WHAT IS BEING ASKED:
Every line with the string "Norway" in it belongs in your answer, so copy them all from the data.

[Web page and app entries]
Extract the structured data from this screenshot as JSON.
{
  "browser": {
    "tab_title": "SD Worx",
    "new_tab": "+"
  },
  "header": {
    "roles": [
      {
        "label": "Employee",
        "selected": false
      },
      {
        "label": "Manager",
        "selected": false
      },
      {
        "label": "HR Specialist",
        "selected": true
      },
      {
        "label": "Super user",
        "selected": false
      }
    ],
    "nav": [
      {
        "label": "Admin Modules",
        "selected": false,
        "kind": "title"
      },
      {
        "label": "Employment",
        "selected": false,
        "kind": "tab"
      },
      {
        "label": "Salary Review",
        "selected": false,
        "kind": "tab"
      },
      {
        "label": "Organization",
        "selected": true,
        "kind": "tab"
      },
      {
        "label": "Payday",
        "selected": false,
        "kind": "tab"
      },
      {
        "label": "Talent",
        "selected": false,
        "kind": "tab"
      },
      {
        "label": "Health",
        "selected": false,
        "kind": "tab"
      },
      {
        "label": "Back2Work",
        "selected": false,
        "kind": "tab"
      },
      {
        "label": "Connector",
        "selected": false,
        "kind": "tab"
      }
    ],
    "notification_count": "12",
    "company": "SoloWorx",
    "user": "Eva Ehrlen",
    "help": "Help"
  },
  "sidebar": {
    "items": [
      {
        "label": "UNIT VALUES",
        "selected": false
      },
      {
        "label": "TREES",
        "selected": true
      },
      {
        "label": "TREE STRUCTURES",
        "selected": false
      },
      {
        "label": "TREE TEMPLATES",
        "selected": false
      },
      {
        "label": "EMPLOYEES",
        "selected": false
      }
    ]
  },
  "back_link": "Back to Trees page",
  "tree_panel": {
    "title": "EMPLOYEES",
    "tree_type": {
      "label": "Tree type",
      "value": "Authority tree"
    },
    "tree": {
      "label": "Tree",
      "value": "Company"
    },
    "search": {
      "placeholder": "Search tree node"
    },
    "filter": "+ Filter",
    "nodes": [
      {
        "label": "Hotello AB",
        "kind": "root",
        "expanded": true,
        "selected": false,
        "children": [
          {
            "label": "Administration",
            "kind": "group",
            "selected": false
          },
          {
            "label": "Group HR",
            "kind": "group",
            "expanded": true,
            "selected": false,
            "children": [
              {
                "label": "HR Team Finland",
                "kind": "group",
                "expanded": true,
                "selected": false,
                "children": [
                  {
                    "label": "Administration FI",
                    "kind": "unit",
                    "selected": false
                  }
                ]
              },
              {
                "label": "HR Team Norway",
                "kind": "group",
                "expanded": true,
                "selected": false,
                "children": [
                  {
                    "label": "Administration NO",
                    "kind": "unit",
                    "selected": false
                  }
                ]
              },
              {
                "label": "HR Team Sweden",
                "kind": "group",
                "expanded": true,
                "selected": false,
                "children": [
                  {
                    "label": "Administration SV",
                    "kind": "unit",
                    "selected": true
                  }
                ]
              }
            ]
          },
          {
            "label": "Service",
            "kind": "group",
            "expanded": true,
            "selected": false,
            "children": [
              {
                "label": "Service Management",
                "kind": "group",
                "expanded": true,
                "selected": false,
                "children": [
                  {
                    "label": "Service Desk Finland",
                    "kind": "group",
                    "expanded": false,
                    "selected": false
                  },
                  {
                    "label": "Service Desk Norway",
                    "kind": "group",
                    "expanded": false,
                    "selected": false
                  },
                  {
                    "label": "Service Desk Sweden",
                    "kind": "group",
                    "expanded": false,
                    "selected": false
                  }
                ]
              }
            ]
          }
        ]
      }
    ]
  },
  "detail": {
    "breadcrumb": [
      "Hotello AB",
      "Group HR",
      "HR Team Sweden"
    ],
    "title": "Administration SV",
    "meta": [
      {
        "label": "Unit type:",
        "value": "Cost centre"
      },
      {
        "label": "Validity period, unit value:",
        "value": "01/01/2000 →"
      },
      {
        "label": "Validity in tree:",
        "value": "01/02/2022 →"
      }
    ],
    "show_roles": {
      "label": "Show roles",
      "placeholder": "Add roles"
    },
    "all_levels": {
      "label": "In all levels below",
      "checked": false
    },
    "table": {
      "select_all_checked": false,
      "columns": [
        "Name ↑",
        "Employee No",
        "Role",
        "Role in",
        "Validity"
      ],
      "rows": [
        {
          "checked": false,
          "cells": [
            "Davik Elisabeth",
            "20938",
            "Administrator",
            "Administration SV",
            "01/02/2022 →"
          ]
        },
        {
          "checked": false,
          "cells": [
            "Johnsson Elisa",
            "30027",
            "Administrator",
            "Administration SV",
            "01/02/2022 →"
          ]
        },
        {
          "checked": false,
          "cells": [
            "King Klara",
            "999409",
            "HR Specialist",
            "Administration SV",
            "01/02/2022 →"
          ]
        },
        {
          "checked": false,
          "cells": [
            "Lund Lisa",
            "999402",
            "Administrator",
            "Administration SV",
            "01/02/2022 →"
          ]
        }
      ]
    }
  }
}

EXERCISE RESULT:
                "label": "HR Team Norway",
                    "label": "Service Desk Norway",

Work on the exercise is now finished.